- Activity
Leave every picture behind and copy the rest of the entries below exactly.

Data extracted from a collection
%%

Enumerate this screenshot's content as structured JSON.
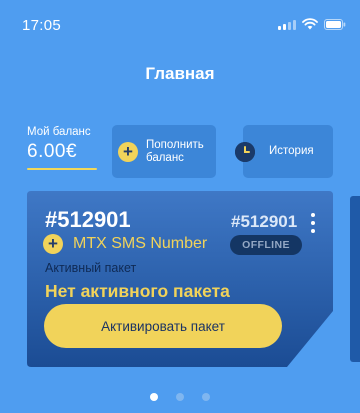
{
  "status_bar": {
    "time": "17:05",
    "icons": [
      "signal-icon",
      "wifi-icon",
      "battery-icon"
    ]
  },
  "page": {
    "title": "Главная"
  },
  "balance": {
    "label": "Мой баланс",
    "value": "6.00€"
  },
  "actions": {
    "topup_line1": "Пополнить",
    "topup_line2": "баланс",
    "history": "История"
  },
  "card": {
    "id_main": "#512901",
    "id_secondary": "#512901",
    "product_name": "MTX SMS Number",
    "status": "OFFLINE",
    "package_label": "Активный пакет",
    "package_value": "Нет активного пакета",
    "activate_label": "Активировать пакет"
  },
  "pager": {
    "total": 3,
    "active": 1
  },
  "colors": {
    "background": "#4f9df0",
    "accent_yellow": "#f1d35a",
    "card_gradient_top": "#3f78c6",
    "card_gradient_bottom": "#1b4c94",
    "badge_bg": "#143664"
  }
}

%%

- Task response
Enumerate this screenshot's content as structured JSON.
{
  "status_bar": {
    "time": "17:05",
    "icons": [
      "signal-icon",
      "wifi-icon",
      "battery-icon"
    ]
  },
  "page": {
    "title": "Главная"
  },
  "balance": {
    "label": "Мой баланс",
    "value": "6.00€"
  },
  "actions": {
    "topup_line1": "Пополнить",
    "topup_line2": "баланс",
    "history": "История"
  },
  "card": {
    "id_main": "#512901",
    "id_secondary": "#512901",
    "product_name": "MTX SMS Number",
    "status": "OFFLINE",
    "package_label": "Активный пакет",
    "package_value": "Нет активного пакета",
    "activate_label": "Активировать пакет"
  },
  "pager": {
    "total": 3,
    "active": 1
  },
  "colors": {
    "background": "#4f9df0",
    "accent_yellow": "#f1d35a",
    "card_gradient_top": "#3f78c6",
    "card_gradient_bottom": "#1b4c94",
    "badge_bg": "#143664"
  }
}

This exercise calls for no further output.